ER Editor: We also recommend this other RT report, titled Putin tells Davos that divided modern world facing ‘real breakdown’, with demographic struggles & echoes of 1930s pre-WW2 tensions.
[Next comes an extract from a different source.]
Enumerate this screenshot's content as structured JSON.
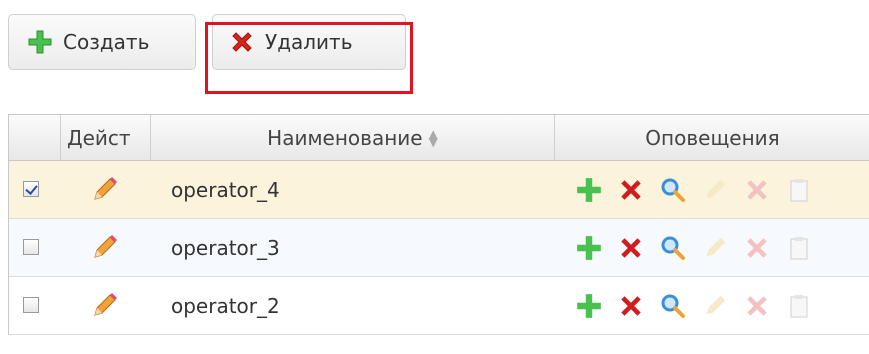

Of note:
Russian President Vladimir Putin has warned against the danger of repeating the mistakes leading up to World War II, noting that the modern world might break down as it struggles with the battle of “everyone against everyone.”
Putin was speaking at the Davos World Economic Forum, held remotely this year, in his first appearance at the prestigious meeting since 2009.
Putin also warned against the “destruction” of traditional values, as well as the right to choose and the right to a private life.
“The social and values crisis is already having negative demographic consequences, from which mankind is at risk of losing entire civilizational and cultural continents,” he said, stressing that it is a global responsibility to avoid this “gloomy dystopia.”
This is Putin’s first attendance at the World Economic Forum (held in Singapore virtually this year, not Davos) since 2009, and he doesn’t seem to be missing the opportunity to call out what’s going on globally.
Disclose TV has put a short section of his speech on Twitter:
‘Where is the line between global business & attempts to control society?’ Putin asks Davos as he calls out power of Big Tech
“Where is the line between a successful global business, in-demand services and consolidation of big data – and attempts to harshly and unilaterally govern society, replace legitimate democratic institutions, restrict one’s natural right to decide for themselves how to live, what to choose, what stance to express freely?” Putin wondered.
“We’ve all seen this just now in the US. And everybody understands what I’m talking about,” he added.
The Russian leader was apparently referring to the crackdown by Big Tech corporations like Twitter, Facebook, Google, Apple and Amazon, mostly on Donald Trump and his supporters, during the recent presidential election in the US. The companies, which, according to some critics, sided with Democratic candidate Joe Biden, blocked President Trump’s social media accounts over accusations of inciting violence, with the same being done to many pages of groups and individuals who’d backed him.
However, one-sided bias claim voiced by some might be an overestimation – the accounts of Democrats supporters were also subject to restrictions, but on a much smaller scale.
Conservative Twitter-like platform Parler was also forced offline, and now there are calls to block the Telegram app as well.
These events have shown that Big Tech companies “in some areas have de facto become rivals to the government,” Putin said.
Billions of users spend large parts of their lives on the platforms and, from the point of view of those companies, their monopolistic position is favorable for organizing economic and technological processes, the Russian president explained.
“But there’s a question of how such monopolism fits the interest of society,” he stressed.